One of the things I love about short stories is the way they can play with form. They are, at their best, unpredictable. “Orange” by Neil Gaiman (which I found in the Best American Non-Required Reading 2011 anthology) is a perfect illustration.
Written in the form of answers to a police interrogation, the story never actually tells you what those questions were, leaving you to both speculate and laugh out loud at times. It unfolds gradually from the shallow answers given by a teenaged girl about her less-than-perfect homelife, to something much more complex and true. And funny and touching and hopeful and sad.
That the protagonist is answering a interrogation tells you immediately that something has gone wrong and you read in part to find out what.

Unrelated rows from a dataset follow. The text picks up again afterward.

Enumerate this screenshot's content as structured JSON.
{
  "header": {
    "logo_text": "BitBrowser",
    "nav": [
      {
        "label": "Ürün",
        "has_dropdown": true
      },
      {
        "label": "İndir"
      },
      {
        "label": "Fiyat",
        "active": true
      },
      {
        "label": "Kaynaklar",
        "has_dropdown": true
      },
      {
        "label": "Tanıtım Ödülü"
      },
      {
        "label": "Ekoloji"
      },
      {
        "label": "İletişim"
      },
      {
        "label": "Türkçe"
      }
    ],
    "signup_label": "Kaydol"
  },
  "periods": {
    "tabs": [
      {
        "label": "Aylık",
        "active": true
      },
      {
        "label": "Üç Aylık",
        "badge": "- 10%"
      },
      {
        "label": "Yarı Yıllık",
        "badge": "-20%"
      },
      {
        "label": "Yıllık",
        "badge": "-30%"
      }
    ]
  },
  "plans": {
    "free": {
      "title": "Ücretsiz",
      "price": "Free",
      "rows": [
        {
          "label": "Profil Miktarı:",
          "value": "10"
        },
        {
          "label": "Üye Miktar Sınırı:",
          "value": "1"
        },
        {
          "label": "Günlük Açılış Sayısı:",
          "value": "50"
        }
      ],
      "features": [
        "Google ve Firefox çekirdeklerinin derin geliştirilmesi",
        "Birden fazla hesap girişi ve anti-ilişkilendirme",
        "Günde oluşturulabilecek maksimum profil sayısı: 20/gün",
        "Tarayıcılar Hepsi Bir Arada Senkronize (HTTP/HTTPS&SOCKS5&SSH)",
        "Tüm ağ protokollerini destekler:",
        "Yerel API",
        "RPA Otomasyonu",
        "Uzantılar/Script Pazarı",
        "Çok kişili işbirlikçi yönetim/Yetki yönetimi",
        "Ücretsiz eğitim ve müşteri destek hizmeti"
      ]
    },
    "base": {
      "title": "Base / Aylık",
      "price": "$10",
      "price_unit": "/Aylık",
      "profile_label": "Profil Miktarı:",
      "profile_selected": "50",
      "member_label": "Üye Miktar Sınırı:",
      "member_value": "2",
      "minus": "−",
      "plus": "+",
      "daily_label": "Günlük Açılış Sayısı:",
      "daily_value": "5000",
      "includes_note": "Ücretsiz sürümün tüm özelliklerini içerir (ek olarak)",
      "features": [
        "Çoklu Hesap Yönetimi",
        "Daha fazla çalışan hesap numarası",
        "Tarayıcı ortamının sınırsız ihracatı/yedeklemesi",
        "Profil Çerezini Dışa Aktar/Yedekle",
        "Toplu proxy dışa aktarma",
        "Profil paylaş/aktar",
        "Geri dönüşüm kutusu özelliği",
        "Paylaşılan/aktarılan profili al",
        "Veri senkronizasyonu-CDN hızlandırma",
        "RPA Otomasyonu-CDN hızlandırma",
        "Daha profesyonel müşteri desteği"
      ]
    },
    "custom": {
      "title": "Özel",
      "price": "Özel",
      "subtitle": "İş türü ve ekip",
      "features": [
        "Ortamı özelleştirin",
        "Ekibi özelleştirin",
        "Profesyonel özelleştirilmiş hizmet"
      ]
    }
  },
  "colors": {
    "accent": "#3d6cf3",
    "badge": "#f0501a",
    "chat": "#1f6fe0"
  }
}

But after a while, as I often find with Neil Gaiman’s writing, you are reading just for the sheer joy of it. His use of language and character are masterful, engaging and accessible.
After reading this story, I immediately called over my precocious nine-year old son and read it again, over his shoulder. Upon finishing, he flipped back to the start to read it again too. It’s like that.
Highly recommended if you feel you’re getting into a rut with your short story writing and need some inspiration for a shake up. Or if you just want to read a fine, well-written short story.